• Work instruction
In the records below, find each line that holds "cube" and return it.

• Data extracts
------------------------

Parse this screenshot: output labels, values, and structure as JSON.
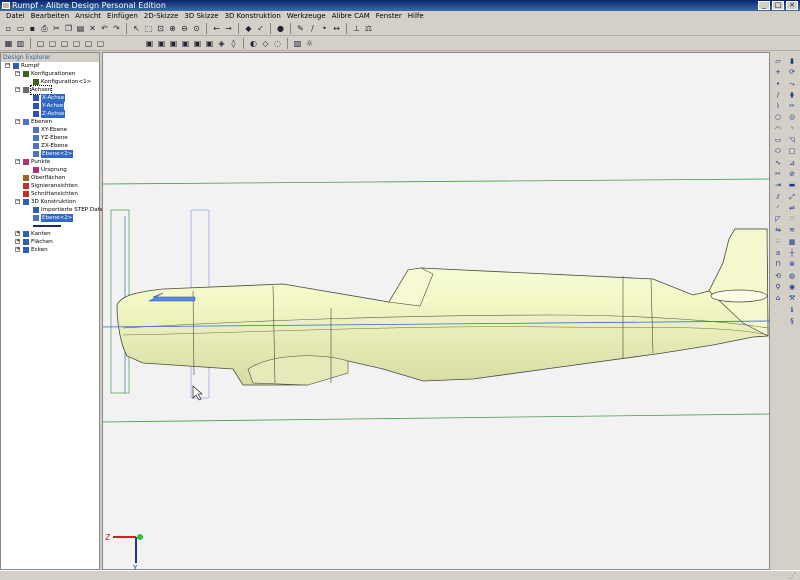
{
  "window": {
    "title": "Rumpf - Alibre Design Personal Edition"
  },
  "menu": [
    "Datei",
    "Bearbeiten",
    "Ansicht",
    "Einfügen",
    "2D-Skizze",
    "3D Skizze",
    "3D Konstruktion",
    "Werkzeuge",
    "Alibre CAM",
    "Fenster",
    "Hilfe"
  ],
  "explorer": {
    "title": "Design Explorer",
    "items": [
      {
        "label": "Rumpf",
        "level": 0,
        "expander": "−",
        "icon": "part-icon",
        "selected": false
      },
      {
        "label": "Konfigurationen",
        "level": 1,
        "expander": "−",
        "icon": "configurations-icon",
        "selected": false
      },
      {
        "label": "Konfiguration<1>",
        "level": 2,
        "expander": "",
        "icon": "configuration-icon",
        "selected": false
      },
      {
        "label": "Achsen",
        "level": 1,
        "expander": "−",
        "icon": "axes-icon",
        "selected": false,
        "outlined": true
      },
      {
        "label": "X-Achse",
        "level": 2,
        "expander": "",
        "icon": "axis-icon",
        "selected": true
      },
      {
        "label": "Y-Achse",
        "level": 2,
        "expander": "",
        "icon": "axis-icon",
        "selected": true
      },
      {
        "label": "Z-Achse",
        "level": 2,
        "expander": "",
        "icon": "axis-icon",
        "selected": true
      },
      {
        "label": "Ebenen",
        "level": 1,
        "expander": "−",
        "icon": "planes-icon",
        "selected": false
      },
      {
        "label": "XY-Ebene",
        "level": 2,
        "expander": "",
        "icon": "plane-icon",
        "selected": false
      },
      {
        "label": "YZ-Ebene",
        "level": 2,
        "expander": "",
        "icon": "plane-icon",
        "selected": false
      },
      {
        "label": "ZX-Ebene",
        "level": 2,
        "expander": "",
        "icon": "plane-icon",
        "selected": false
      },
      {
        "label": "Ebene<2>",
        "level": 2,
        "expander": "",
        "icon": "plane-icon",
        "selected": true
      },
      {
        "label": "Punkte",
        "level": 1,
        "expander": "−",
        "icon": "points-icon",
        "selected": false
      },
      {
        "label": "Ursprung",
        "level": 2,
        "expander": "",
        "icon": "origin-icon",
        "selected": false
      },
      {
        "label": "Oberflächen",
        "level": 1,
        "expander": "",
        "icon": "surfaces-icon",
        "selected": false
      },
      {
        "label": "Signieransichten",
        "level": 1,
        "expander": "",
        "icon": "views-icon",
        "selected": false
      },
      {
        "label": "Schnittansichten",
        "level": 1,
        "expander": "",
        "icon": "section-views-icon",
        "selected": false
      },
      {
        "label": "3D Konstruktion",
        "level": 1,
        "expander": "−",
        "icon": "construction-icon",
        "selected": false
      },
      {
        "label": "Importierte STEP Datei",
        "level": 2,
        "expander": "",
        "icon": "import-icon",
        "selected": false
      },
      {
        "label": "Ebene<2>",
        "level": 2,
        "expander": "",
        "icon": "plane-icon",
        "selected": true
      },
      {
        "label": "",
        "level": 2,
        "expander": "",
        "icon": "rollback-bar-icon",
        "selected": false
      },
      {
        "label": "Kanten",
        "level": 1,
        "expander": "+",
        "icon": "edges-icon",
        "selected": false
      },
      {
        "label": "Flächen",
        "level": 1,
        "expander": "+",
        "icon": "faces-icon",
        "selected": false
      },
      {
        "label": "Ecken",
        "level": 1,
        "expander": "+",
        "icon": "vertices-icon",
        "selected": false
      }
    ]
  },
  "toolbar_row1": [
    "new-icon",
    "open-icon",
    "save-icon",
    "print-icon",
    "cut-icon",
    "copy-icon",
    "paste-icon",
    "delete-icon",
    "undo-icon",
    "redo-icon",
    "sep",
    "select-icon",
    "select-box-icon",
    "zoom-fit-icon",
    "zoom-in-icon",
    "zoom-out-icon",
    "zoom-window-icon",
    "sep",
    "previous-view-icon",
    "next-view-icon",
    "sep",
    "feature-icon",
    "check-icon",
    "sep",
    "render-icon",
    "sep",
    "sketch-icon",
    "line-icon",
    "point-icon",
    "measure-icon",
    "sep",
    "dimension-icon",
    "balance-icon"
  ],
  "toolbar_row2": [
    "orient-icon",
    "section-icon",
    "sep",
    "view1-icon",
    "view2-icon",
    "view3-icon",
    "view4-icon",
    "view5-icon",
    "view6-icon",
    "gap",
    "cube-front-icon",
    "cube-back-icon",
    "cube-top-icon",
    "cube-bottom-icon",
    "cube-left-icon",
    "cube-right-icon",
    "cube-iso-icon",
    "cube-normal-icon",
    "sep",
    "shade-icon",
    "wire-icon",
    "hidden-icon",
    "sep",
    "display-icon",
    "bulb-icon"
  ],
  "right_toolbar_col1": [
    "sketch-plane-icon",
    "plus-icon",
    "point-icon",
    "line-icon",
    "polyline-icon",
    "circle-icon",
    "arc-icon",
    "rectangle-icon",
    "ellipse-icon",
    "spline-icon",
    "trim-icon",
    "extend-icon",
    "offset-icon",
    "fillet-icon",
    "chamfer-icon",
    "mirror-icon",
    "pattern-icon",
    "text-icon",
    "project-icon",
    "convert-icon",
    "figure-icon",
    "ref-icon"
  ],
  "right_toolbar_col2": [
    "extrude-icon",
    "revolve-icon",
    "sweep-icon",
    "loft-icon",
    "cut-icon",
    "hole-icon",
    "fillet3d-icon",
    "chamfer3d-icon",
    "shell-icon",
    "draft-icon",
    "split-icon",
    "thicken-icon",
    "scale-icon",
    "mirror3d-icon",
    "pattern3d-icon",
    "thread-icon",
    "emboss-icon",
    "rib-icon",
    "boolean-icon",
    "globe-icon",
    "orange-icon",
    "tools-icon",
    "info-icon",
    "helix-icon"
  ],
  "viewport": {
    "triad": {
      "x_label": "Z",
      "y_label": "Y"
    }
  },
  "colors": {
    "fuselage_fill": "#f2f7c7",
    "fuselage_edge": "#4a4a3a",
    "plane_lines": "#4a9a4a",
    "axis_line": "#2a6adf",
    "selection": "#316ac5",
    "title_bg": "#0a246a"
  }
}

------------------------

• Exercise response
    "cube-front-icon",
    "cube-back-icon",
    "cube-top-icon",
    "cube-bottom-icon",
    "cube-left-icon",
    "cube-right-icon",
    "cube-iso-icon",
    "cube-normal-icon",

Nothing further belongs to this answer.